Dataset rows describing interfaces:
»»
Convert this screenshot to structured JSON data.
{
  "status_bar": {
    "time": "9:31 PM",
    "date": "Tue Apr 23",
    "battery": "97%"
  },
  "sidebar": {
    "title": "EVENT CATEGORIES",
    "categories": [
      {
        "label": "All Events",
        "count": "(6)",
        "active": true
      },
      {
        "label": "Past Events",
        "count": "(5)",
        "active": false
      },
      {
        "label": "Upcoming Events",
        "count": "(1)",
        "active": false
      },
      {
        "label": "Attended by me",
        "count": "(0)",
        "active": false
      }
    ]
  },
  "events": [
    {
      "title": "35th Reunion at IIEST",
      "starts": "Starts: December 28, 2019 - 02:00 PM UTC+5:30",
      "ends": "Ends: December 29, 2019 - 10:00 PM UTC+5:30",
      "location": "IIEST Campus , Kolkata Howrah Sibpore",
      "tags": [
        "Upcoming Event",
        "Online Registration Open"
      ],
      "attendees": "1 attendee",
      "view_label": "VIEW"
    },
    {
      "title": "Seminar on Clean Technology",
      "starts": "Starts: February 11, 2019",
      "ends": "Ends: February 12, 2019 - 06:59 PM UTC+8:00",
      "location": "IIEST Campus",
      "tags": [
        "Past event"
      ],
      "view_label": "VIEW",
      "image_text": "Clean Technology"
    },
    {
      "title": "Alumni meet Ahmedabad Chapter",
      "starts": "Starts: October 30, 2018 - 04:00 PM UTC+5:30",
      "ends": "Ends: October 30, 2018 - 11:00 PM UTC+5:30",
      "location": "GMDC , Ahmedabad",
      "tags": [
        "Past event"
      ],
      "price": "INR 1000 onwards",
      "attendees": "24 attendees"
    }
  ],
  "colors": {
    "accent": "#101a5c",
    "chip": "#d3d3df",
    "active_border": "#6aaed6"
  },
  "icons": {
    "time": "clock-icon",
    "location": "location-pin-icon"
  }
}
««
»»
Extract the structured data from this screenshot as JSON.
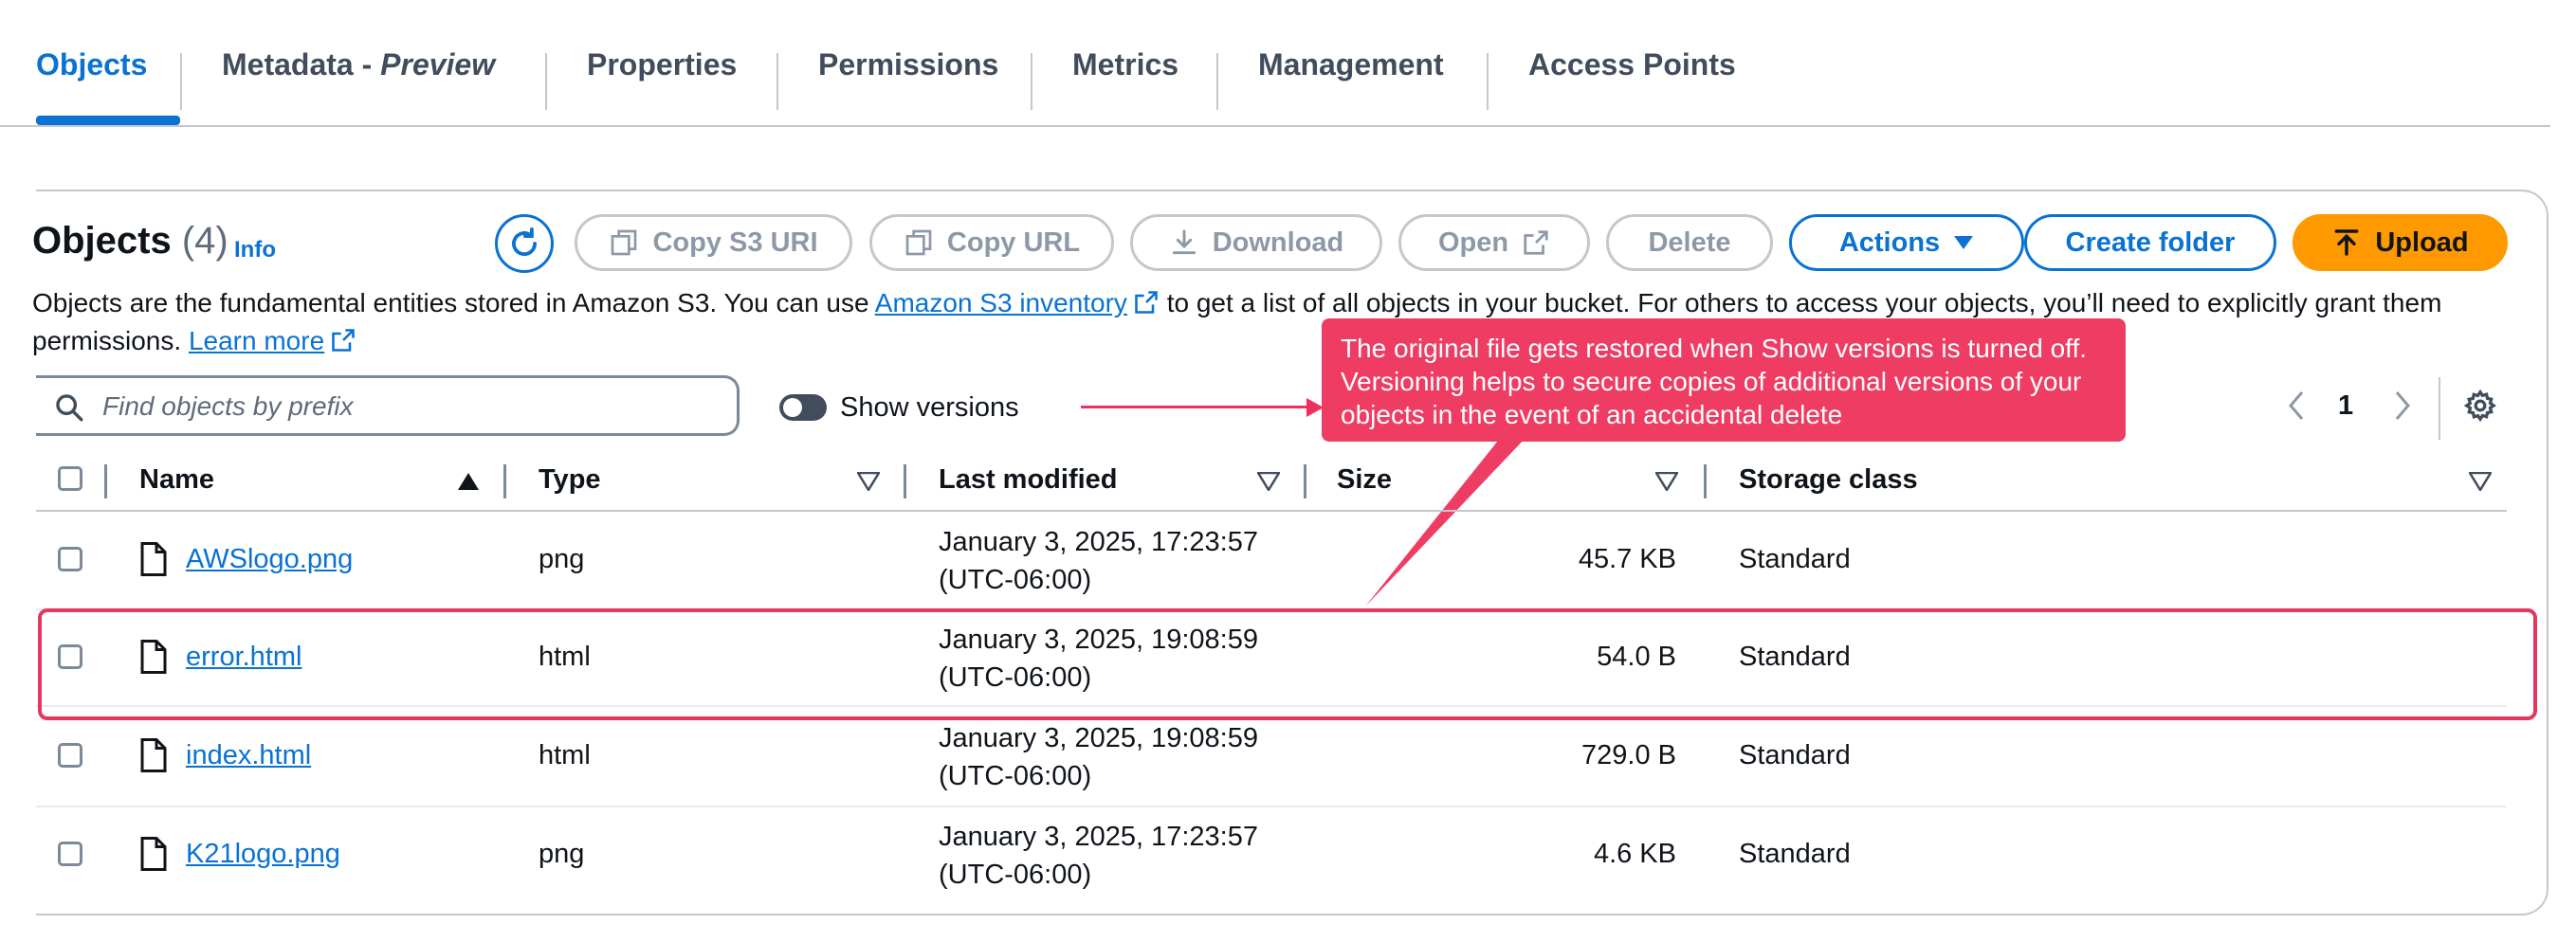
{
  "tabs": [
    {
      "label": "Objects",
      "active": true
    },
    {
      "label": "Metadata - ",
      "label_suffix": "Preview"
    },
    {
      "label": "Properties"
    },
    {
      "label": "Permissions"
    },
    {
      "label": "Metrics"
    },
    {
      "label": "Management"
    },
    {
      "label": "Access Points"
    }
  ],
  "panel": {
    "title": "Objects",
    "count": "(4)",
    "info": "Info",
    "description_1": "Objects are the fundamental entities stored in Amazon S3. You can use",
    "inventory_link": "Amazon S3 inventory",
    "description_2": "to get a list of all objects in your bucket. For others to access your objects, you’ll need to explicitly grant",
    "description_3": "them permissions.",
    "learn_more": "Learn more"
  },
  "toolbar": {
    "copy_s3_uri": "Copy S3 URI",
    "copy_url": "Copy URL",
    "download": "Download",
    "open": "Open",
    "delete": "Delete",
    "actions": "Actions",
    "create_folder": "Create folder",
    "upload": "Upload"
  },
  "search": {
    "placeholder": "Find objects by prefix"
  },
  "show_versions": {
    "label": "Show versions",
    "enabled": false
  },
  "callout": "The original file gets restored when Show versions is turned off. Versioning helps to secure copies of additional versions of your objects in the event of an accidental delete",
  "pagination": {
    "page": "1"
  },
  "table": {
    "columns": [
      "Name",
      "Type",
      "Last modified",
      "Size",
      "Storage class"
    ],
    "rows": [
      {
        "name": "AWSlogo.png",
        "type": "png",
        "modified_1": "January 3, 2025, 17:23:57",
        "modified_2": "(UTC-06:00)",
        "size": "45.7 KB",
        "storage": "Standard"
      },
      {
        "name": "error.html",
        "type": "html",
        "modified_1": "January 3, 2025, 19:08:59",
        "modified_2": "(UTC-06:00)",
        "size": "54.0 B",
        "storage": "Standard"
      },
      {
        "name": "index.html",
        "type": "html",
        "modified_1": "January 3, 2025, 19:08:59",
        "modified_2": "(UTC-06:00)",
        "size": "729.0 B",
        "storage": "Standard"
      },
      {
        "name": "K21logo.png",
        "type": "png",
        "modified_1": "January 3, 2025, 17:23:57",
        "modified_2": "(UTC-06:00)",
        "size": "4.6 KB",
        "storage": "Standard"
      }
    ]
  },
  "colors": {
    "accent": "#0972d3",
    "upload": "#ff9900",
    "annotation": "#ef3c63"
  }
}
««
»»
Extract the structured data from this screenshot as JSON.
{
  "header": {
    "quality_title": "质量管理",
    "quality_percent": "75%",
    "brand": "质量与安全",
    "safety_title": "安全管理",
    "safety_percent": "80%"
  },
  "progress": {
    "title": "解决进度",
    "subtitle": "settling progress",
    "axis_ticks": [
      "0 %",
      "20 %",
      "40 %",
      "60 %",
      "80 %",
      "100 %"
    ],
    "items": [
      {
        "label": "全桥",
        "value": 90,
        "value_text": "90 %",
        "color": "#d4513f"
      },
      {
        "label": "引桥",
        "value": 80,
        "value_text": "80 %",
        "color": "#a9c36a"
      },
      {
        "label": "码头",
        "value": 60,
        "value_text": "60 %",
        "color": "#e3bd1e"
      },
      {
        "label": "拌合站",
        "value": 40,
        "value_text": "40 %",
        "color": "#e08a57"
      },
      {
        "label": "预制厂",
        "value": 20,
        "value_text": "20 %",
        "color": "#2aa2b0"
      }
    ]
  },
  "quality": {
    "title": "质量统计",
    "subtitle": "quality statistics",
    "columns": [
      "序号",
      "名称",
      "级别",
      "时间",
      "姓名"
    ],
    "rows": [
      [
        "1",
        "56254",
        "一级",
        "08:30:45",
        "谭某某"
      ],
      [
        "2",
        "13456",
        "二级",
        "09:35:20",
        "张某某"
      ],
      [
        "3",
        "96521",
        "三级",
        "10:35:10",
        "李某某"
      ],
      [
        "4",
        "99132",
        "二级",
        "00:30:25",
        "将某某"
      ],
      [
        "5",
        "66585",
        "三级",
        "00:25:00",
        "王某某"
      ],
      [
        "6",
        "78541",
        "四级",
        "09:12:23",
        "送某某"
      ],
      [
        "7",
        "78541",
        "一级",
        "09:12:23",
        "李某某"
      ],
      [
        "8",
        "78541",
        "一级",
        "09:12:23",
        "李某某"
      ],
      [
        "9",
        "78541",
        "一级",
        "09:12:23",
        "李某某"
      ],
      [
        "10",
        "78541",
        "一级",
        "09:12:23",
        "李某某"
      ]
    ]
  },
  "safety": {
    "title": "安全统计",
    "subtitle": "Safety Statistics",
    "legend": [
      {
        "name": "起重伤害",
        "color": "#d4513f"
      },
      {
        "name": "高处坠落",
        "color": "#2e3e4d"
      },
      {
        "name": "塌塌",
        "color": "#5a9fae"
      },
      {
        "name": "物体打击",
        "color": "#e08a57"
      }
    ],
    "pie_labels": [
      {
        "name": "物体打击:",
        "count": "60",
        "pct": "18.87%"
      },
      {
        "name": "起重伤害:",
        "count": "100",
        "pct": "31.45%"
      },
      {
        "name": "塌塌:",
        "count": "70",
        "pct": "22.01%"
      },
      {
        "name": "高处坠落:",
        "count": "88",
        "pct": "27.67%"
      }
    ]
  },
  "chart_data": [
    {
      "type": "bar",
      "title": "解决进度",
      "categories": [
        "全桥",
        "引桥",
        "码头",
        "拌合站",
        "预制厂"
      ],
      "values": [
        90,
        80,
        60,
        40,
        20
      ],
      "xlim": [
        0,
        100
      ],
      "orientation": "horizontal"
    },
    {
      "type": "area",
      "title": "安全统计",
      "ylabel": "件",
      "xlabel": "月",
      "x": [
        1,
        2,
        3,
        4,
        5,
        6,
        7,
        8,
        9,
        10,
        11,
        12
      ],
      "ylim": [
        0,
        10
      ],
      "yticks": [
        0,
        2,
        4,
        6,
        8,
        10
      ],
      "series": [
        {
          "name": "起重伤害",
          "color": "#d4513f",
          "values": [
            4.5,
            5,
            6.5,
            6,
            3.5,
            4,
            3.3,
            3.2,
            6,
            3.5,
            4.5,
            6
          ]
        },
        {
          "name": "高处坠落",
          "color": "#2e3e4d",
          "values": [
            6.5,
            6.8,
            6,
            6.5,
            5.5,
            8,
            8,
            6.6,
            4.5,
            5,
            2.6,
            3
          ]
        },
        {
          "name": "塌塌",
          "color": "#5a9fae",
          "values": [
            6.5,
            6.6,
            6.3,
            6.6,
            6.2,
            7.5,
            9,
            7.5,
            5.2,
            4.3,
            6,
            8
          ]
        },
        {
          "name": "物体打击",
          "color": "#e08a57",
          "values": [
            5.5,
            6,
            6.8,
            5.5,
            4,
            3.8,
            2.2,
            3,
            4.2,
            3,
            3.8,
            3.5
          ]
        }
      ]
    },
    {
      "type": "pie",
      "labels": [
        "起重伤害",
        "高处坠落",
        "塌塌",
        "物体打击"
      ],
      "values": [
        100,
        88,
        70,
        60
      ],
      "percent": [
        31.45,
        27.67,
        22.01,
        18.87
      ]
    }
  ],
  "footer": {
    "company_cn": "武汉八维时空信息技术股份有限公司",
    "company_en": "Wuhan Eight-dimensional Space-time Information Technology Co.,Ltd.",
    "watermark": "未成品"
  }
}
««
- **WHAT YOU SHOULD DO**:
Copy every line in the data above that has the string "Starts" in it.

- **COMPLETED EXERCISE**:
      "starts": "Starts: December 28, 2019 - 02:00 PM UTC+5:30",
      "starts": "Starts: February 11, 2019",
      "starts": "Starts: October 30, 2018 - 04:00 PM UTC+5:30",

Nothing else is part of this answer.